The KOH method does not produce a color contrast and requires experience and skill to perform and interpret. The Parker-KOH stain works better for Malassezia furfur than for dermatophytes.2 The procedure of obtaining skin surface biopsy specimens followed by staining3 is more complicated and less suitable for obtaining samples from interdigital webs because of the anatomy. Chlorazol-KOH testing is 60% sensitive and 71.9% specific,4 but the compound may be a carcinogen. Potassium hydroxide–acridine orange staining has a sensitivity of 61.7% and specificity of 67.2%,4 and testing with calcofluor white with KOH is 92% sensitive and 95% specific,5 but both require a fluorescent microscope.

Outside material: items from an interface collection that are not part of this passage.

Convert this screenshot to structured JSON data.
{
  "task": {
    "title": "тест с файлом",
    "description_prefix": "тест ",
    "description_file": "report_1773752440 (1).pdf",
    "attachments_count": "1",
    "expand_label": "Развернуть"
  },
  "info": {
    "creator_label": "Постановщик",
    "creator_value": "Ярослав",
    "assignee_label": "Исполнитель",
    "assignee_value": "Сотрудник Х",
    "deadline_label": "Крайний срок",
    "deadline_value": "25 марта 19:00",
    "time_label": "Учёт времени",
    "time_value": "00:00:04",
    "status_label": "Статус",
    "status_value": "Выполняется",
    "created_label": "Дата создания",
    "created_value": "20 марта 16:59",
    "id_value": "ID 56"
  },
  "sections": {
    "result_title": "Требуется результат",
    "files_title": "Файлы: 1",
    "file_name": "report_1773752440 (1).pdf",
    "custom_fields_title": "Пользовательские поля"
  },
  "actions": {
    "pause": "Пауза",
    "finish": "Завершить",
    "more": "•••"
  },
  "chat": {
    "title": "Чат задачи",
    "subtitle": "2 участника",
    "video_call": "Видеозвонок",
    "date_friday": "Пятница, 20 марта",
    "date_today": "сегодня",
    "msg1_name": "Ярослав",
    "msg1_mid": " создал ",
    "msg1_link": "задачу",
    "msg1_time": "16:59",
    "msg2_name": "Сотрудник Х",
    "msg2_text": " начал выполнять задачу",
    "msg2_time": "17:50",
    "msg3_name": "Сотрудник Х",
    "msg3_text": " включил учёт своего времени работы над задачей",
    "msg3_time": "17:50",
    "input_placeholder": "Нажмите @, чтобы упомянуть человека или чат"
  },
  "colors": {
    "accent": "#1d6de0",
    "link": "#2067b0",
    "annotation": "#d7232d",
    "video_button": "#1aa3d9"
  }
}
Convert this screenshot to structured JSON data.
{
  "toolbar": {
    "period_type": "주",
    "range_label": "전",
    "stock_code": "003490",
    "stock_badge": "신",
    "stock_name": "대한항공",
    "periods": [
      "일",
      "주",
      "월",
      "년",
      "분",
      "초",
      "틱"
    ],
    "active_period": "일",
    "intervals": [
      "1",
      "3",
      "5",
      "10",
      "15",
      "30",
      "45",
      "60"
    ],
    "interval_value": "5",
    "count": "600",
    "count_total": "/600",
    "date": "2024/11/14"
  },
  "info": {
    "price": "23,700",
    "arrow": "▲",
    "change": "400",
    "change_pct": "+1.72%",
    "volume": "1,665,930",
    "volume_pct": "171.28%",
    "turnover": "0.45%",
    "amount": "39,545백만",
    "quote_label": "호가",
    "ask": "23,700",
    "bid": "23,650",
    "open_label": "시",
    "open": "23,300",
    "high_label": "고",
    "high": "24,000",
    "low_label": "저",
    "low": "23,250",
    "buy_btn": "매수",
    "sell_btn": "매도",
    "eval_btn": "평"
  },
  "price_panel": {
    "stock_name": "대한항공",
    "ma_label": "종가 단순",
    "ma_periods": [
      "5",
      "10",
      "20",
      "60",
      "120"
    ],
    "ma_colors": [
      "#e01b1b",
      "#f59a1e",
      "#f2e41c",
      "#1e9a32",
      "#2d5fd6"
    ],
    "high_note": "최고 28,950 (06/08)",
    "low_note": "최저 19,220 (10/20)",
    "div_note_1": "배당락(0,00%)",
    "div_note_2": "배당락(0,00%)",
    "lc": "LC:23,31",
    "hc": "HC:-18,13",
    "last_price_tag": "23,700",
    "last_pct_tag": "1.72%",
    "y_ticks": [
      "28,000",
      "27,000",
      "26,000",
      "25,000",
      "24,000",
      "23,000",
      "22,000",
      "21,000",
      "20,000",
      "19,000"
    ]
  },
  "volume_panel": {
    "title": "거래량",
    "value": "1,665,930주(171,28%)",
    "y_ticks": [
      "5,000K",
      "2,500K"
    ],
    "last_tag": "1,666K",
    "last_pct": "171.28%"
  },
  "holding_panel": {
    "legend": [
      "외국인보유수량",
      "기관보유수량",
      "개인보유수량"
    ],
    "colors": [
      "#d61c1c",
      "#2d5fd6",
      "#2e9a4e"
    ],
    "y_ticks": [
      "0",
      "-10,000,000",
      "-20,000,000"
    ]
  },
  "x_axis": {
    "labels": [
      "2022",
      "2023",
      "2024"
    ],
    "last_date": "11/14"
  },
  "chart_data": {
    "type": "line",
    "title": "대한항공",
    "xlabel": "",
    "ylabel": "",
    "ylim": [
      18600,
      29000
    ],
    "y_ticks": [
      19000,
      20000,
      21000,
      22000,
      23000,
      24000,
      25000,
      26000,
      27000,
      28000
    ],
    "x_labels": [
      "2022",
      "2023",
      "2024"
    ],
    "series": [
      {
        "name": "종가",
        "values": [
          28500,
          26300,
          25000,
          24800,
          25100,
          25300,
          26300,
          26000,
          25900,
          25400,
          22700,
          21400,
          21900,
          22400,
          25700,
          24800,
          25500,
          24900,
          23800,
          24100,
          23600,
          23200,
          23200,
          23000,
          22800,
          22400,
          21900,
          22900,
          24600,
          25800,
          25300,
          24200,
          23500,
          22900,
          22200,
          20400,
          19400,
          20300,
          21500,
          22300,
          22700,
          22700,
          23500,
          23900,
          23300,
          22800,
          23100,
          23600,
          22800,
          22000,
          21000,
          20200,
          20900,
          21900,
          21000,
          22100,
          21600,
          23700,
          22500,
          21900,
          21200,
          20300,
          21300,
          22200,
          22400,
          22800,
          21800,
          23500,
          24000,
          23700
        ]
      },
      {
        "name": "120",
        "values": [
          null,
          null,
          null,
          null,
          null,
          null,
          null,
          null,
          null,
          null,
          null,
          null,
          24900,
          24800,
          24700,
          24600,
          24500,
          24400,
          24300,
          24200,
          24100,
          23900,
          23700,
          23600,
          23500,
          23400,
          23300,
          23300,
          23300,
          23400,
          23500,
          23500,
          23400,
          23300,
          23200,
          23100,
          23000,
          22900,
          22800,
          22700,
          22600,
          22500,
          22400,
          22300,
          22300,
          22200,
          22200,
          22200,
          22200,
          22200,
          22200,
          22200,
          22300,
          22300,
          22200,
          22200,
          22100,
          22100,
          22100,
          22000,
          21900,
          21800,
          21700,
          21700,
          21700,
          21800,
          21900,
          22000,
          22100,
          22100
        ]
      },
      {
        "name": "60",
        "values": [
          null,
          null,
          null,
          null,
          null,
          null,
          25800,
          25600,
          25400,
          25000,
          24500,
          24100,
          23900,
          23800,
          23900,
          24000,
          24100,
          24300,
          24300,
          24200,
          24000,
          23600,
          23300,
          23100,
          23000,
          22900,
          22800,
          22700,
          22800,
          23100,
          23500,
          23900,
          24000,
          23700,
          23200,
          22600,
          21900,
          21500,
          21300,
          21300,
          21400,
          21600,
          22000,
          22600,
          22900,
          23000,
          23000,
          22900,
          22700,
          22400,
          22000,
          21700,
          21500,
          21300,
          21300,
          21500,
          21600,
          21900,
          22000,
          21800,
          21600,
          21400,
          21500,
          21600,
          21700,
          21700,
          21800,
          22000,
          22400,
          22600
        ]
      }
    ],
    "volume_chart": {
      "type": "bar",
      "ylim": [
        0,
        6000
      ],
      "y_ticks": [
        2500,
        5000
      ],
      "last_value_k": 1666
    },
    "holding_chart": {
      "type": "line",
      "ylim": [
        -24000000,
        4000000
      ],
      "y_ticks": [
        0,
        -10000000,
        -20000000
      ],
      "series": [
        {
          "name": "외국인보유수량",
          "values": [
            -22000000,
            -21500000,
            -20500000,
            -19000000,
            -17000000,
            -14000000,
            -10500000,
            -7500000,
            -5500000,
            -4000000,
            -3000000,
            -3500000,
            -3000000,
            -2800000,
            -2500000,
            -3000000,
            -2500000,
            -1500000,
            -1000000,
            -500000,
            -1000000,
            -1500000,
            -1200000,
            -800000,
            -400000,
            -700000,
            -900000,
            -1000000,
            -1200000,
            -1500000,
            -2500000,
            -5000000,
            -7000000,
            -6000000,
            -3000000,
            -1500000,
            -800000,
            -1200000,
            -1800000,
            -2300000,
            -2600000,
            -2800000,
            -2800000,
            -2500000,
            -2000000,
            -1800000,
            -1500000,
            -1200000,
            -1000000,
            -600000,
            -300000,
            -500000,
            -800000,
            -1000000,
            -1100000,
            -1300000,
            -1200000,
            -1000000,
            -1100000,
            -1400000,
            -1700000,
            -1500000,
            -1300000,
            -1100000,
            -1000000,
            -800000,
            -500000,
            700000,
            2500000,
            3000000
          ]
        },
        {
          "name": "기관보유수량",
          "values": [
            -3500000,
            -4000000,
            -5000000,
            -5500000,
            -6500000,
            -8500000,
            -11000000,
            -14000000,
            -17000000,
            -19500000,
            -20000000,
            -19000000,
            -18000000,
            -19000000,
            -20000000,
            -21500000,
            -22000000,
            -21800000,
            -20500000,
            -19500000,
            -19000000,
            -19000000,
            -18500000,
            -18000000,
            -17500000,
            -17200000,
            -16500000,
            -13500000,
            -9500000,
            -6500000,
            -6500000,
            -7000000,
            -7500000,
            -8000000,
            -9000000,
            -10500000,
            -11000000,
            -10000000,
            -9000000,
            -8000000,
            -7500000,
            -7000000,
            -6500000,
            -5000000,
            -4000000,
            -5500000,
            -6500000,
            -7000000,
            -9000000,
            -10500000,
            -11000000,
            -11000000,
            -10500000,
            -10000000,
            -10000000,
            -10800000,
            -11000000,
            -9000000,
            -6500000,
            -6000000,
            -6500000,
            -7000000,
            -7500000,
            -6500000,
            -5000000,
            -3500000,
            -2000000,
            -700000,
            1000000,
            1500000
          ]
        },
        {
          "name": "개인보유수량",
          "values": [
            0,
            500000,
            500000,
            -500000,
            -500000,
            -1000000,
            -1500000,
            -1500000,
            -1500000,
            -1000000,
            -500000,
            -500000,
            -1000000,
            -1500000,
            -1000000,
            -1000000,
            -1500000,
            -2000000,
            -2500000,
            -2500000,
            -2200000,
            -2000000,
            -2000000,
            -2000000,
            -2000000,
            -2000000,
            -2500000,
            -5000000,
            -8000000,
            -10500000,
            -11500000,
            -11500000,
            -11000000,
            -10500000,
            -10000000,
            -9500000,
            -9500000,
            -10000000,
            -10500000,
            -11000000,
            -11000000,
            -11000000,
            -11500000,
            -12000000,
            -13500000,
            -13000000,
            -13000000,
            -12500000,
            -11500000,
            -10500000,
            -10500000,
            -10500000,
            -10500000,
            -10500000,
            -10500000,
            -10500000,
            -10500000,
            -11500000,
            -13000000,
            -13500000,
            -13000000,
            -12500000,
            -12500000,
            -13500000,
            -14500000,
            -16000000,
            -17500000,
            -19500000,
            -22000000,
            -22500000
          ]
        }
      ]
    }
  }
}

Analysis with the new contrast stain was more sensitive and specific than the KOH wet mount, although the difference was not statistically significant. It made locating dermatophytes particularly easy. We also found in an earlier study1 that this stain was as good as the Parker-KOH stain for confirming the diagnosis of pityriasis versicolor.
The new contrast staining method described herein is rapid and simple, requiring only an ordinary light microscope. We recommend further evaluation of this staining technique by experienced investigators in a larger study.
Correspondence: Dr C. Lim, Department of Surgery, St George Hospital, Gray Street, Kogarah, NSW 2217, Australia (email@example.com).
Author Contributions: Drs C. Lim and S.-L. Lim contributed equally to this study. Study concept and design: C. Lim and S.-L. Lim. Acquisition of data: C. Lim and S.-L. Lim. Analysis and interpretation of data: C. Lim and S.-L. Lim. Drafting of the manuscript: C. Lim and S.-L. Lim. Critical revision of the manuscript for important intellectual content: C. Lim and S.-L. Lim. Administrative, technical, and material support: C. Lim and S.-L. Lim.
Financial Disclosure: None reported.
Additional Contributions: Kah-Beng Lim, MRCP(UK), who provided the new contrast stain used in this study, is the father of the investigators. He collected and coded the specimens and provided advice on the study design but was not involved in its evaluation. Yazhong Deng, MD, MBA, Gleneagles Clinical Research Center, helped with statistical analysis.